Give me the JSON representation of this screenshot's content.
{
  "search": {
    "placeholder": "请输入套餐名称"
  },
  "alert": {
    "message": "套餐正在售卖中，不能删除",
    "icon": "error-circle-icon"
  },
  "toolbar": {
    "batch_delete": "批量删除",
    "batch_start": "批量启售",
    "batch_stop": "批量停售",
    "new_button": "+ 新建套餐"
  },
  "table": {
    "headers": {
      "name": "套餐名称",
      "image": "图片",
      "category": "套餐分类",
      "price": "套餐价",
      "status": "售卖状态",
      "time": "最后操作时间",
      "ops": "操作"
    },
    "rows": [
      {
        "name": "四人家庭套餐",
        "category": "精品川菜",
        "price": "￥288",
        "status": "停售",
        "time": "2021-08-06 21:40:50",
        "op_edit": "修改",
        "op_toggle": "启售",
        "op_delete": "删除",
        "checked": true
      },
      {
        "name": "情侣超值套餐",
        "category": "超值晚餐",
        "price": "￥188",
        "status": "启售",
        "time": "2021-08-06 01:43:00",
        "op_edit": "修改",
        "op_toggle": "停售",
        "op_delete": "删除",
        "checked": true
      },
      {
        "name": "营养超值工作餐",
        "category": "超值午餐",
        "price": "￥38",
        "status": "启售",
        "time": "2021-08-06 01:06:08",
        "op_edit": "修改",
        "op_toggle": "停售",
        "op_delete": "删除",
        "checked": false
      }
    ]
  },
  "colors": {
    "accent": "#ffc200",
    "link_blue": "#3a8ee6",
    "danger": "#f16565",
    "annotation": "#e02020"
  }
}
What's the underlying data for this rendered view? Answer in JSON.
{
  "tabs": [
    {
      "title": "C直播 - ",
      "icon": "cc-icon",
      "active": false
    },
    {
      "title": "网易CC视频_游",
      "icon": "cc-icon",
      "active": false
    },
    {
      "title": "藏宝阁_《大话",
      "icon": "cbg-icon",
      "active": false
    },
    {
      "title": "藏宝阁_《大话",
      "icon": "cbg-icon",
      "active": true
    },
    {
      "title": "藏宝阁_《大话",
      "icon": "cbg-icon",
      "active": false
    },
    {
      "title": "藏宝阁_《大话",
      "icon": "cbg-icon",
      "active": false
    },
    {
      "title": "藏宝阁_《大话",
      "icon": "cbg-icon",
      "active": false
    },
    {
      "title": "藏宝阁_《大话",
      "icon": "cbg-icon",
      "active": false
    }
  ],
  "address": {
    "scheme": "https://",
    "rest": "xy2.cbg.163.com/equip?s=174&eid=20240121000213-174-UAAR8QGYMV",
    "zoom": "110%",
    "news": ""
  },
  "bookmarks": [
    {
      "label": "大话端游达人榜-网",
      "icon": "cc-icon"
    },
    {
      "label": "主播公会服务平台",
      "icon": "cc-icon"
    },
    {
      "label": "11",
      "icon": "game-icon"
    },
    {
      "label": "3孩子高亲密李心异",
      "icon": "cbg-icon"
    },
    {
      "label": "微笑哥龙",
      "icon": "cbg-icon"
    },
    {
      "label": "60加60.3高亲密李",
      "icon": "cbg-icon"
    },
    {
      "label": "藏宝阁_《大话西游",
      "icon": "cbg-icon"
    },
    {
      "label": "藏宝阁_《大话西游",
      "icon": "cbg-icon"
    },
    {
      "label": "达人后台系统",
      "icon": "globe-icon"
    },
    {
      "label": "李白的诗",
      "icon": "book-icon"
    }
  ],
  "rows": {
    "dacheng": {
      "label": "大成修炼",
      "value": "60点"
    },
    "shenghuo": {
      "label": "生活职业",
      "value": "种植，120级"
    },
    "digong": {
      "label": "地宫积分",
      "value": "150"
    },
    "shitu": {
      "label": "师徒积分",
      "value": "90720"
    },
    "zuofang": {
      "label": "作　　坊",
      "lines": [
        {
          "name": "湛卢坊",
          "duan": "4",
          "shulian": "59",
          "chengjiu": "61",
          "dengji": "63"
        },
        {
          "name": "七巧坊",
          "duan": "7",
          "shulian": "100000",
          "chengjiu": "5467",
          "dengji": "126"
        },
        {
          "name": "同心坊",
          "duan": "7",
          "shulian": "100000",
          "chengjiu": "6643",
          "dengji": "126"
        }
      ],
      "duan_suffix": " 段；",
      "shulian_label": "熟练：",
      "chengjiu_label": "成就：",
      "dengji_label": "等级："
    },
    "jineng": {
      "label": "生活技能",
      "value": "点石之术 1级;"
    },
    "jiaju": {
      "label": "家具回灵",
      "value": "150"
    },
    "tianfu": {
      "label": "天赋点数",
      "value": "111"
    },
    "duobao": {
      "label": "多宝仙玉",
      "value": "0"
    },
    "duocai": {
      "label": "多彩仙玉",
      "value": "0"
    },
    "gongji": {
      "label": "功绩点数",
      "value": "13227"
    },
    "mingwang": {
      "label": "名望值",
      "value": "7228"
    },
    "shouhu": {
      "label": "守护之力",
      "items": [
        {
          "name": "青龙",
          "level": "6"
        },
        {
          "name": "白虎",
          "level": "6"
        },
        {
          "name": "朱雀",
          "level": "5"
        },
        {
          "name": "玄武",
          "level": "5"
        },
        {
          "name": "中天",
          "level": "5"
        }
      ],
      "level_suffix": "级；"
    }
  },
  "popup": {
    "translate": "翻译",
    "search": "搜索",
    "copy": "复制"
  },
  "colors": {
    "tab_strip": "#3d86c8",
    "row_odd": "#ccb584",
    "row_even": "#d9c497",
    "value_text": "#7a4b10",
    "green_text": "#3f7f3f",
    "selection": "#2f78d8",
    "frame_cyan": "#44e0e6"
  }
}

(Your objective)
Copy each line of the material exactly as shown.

(Task answer)
Give me the JSON representation of this screenshot's content.
{
  "search": {
    "placeholder": "请输入套餐名称"
  },
  "alert": {
    "message": "套餐正在售卖中，不能删除",
    "icon": "error-circle-icon"
  },
  "toolbar": {
    "batch_delete": "批量删除",
    "batch_start": "批量启售",
    "batch_stop": "批量停售",
    "new_button": "+ 新建套餐"
  },
  "table": {
    "headers": {
      "name": "套餐名称",
      "image": "图片",
      "category": "套餐分类",
      "price": "套餐价",
      "status": "售卖状态",
      "time": "最后操作时间",
      "ops": "操作"
    },
    "rows": [
      {
        "name": "四人家庭套餐",
        "category": "精品川菜",
        "price": "￥288",
        "status": "停售",
        "time": "2021-08-06 21:40:50",
        "op_edit": "修改",
        "op_toggle": "启售",
        "op_delete": "删除",
        "checked": true
      },
      {
        "name": "情侣超值套餐",
        "category": "超值晚餐",
        "price": "￥188",
        "status": "启售",
        "time": "2021-08-06 01:43:00",
        "op_edit": "修改",
        "op_toggle": "停售",
        "op_delete": "删除",
        "checked": true
      },
      {
        "name": "营养超值工作餐",
        "category": "超值午餐",
        "price": "￥38",
        "status": "启售",
        "time": "2021-08-06 01:06:08",
        "op_edit": "修改",
        "op_toggle": "停售",
        "op_delete": "删除",
        "checked": false
      }
    ]
  },
  "colors": {
    "accent": "#ffc200",
    "link_blue": "#3a8ee6",
    "danger": "#f16565",
    "annotation": "#e02020"
  }
}
What's the underlying data for this rendered view? Answer in JSON.
{
  "tabs": [
    {
      "title": "C直播 - ",
      "icon": "cc-icon",
      "active": false
    },
    {
      "title": "网易CC视频_游",
      "icon": "cc-icon",
      "active": false
    },
    {
      "title": "藏宝阁_《大话",
      "icon": "cbg-icon",
      "active": false
    },
    {
      "title": "藏宝阁_《大话",
      "icon": "cbg-icon",
      "active": true
    },
    {
      "title": "藏宝阁_《大话",
      "icon": "cbg-icon",
      "active": false
    },
    {
      "title": "藏宝阁_《大话",
      "icon": "cbg-icon",
      "active": false
    },
    {
      "title": "藏宝阁_《大话",
      "icon": "cbg-icon",
      "active": false
    },
    {
      "title": "藏宝阁_《大话",
      "icon": "cbg-icon",
      "active": false
    }
  ],
  "address": {
    "scheme": "https://",
    "rest": "xy2.cbg.163.com/equip?s=174&eid=20240121000213-174-UAAR8QGYMV",
    "zoom": "110%",
    "news": ""
  },
  "bookmarks": [
    {
      "label": "大话端游达人榜-网",
      "icon": "cc-icon"
    },
    {
      "label": "主播公会服务平台",
      "icon": "cc-icon"
    },
    {
      "label": "11",
      "icon": "game-icon"
    },
    {
      "label": "3孩子高亲密李心异",
      "icon": "cbg-icon"
    },
    {
      "label": "微笑哥龙",
      "icon": "cbg-icon"
    },
    {
      "label": "60加60.3高亲密李",
      "icon": "cbg-icon"
    },
    {
      "label": "藏宝阁_《大话西游",
      "icon": "cbg-icon"
    },
    {
      "label": "藏宝阁_《大话西游",
      "icon": "cbg-icon"
    },
    {
      "label": "达人后台系统",
      "icon": "globe-icon"
    },
    {
      "label": "李白的诗",
      "icon": "book-icon"
    }
  ],
  "rows": {
    "dacheng": {
      "label": "大成修炼",
      "value": "60点"
    },
    "shenghuo": {
      "label": "生活职业",
      "value": "种植，120级"
    },
    "digong": {
      "label": "地宫积分",
      "value": "150"
    },
    "shitu": {
      "label": "师徒积分",
      "value": "90720"
    },
    "zuofang": {
      "label": "作　　坊",
      "lines": [
        {
          "name": "湛卢坊",
          "duan": "4",
          "shulian": "59",
          "chengjiu": "61",
          "dengji": "63"
        },
        {
          "name": "七巧坊",
          "duan": "7",
          "shulian": "100000",
          "chengjiu": "5467",
          "dengji": "126"
        },
        {
          "name": "同心坊",
          "duan": "7",
          "shulian": "100000",
          "chengjiu": "6643",
          "dengji": "126"
        }
      ],
      "duan_suffix": " 段；",
      "shulian_label": "熟练：",
      "chengjiu_label": "成就：",
      "dengji_label": "等级："
    },
    "jineng": {
      "label": "生活技能",
      "value": "点石之术 1级;"
    },
    "jiaju": {
      "label": "家具回灵",
      "value": "150"
    },
    "tianfu": {
      "label": "天赋点数",
      "value": "111"
    },
    "duobao": {
      "label": "多宝仙玉",
      "value": "0"
    },
    "duocai": {
      "label": "多彩仙玉",
      "value": "0"
    },
    "gongji": {
      "label": "功绩点数",
      "value": "13227"
    },
    "mingwang": {
      "label": "名望值",
      "value": "7228"
    },
    "shouhu": {
      "label": "守护之力",
      "items": [
        {
          "name": "青龙",
          "level": "6"
        },
        {
          "name": "白虎",
          "level": "6"
        },
        {
          "name": "朱雀",
          "level": "5"
        },
        {
          "name": "玄武",
          "level": "5"
        },
        {
          "name": "中天",
          "level": "5"
        }
      ],
      "level_suffix": "级；"
    }
  },
  "popup": {
    "translate": "翻译",
    "search": "搜索",
    "copy": "复制"
  },
  "colors": {
    "tab_strip": "#3d86c8",
    "row_odd": "#ccb584",
    "row_even": "#d9c497",
    "value_text": "#7a4b10",
    "green_text": "#3f7f3f",
    "selection": "#2f78d8",
    "frame_cyan": "#44e0e6"
  }
}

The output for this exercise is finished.